PATRICK MARAVELIAS, Channels Staff

Santa Barbara High School held a meeting tonight informing prospective college students about Assembly Bill 540. The bill, created in 2001 by Governor Gray Davis, would allow certain student immigrants to pay in-state tuition for California colleges.

Student immigrants who have accrued at least three years worth of California high school credits would qualify for both in-state tuition, as well as numerous scholarships and financial aid opportunities that would otherwise be denied to them due to their citizenship status.

“It’s our opportunity to share resources with the community and provide the information that is reaching an important population,” said Adrienne Arguijo-Morgan, coordinator of the Pathways Program and AB-540 College Night participant for 10 years.

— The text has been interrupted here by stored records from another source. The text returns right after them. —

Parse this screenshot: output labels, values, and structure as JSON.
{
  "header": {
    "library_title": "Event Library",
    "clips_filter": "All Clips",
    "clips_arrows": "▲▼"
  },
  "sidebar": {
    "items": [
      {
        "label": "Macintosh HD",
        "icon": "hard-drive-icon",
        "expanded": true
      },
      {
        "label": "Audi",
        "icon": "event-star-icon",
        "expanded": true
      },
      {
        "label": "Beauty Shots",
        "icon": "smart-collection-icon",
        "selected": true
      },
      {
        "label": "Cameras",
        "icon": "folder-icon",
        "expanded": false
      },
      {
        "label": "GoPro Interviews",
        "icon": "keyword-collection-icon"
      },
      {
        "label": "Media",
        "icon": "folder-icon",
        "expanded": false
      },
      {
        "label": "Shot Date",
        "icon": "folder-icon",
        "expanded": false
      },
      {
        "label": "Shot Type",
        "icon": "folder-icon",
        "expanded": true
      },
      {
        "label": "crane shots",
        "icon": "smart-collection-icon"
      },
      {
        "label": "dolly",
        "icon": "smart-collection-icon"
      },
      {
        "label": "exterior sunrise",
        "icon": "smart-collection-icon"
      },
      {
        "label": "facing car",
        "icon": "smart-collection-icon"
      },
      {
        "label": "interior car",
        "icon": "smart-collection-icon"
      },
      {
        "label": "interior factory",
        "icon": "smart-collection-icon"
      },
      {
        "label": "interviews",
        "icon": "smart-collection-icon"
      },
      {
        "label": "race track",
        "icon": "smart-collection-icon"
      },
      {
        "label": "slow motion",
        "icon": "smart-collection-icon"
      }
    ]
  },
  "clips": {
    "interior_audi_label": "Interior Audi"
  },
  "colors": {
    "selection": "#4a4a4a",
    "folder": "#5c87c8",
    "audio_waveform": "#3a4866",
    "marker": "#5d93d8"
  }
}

Pushback to AB-540 from the new Republican Congress has raised concerns over the bill’s future, and whether or not immigrant students will be able to receive the same aid in the near future.

“Republicans are always trying to take money from people,” said Laura Ronchietto, representative to AB-540 night from Immigration Services. “It’s to be expected.”

If the Republican congressmen are successful in their efforts, it could mean a significant decrease in the number of immigrants who are able to attend college.

On the contrary, push back to the bill could also mean lower tax rates for California citizens.

The night included information about both the Deferred Action for Childhood Arrivals and Deferred Action for Parental Accountability programs, both of which provide temporary immunity from deportation of children and parents of children who have accrued a substantial amount of time in California schools.

The childhood arrivals program has existed since June 2012 but the parental accountability program doesn’t go into effect until May 29 of this year, meaning 2015 is bringing with it never-before-seen opportunities for student immigrants.

The parental accountability program applies to parents of children qualified for AB-540, and provides a tentative three-year asylum from deportation so that students who are dedicated to going to school can keep their families together.

According to Rebecca Plotkin of the Scholarship Foundation of Santa Barbara, the aggregate cost of attending California colleges is continuously rising, and can range from $10,000 to $55,000 depending on the school.

This number looks a lot less threatening for immigrant families thanks to programs like AB-540, the California Dream Act, and the continued efforts of local committees who bring this information to people who otherwise might not be able to take advantage of it.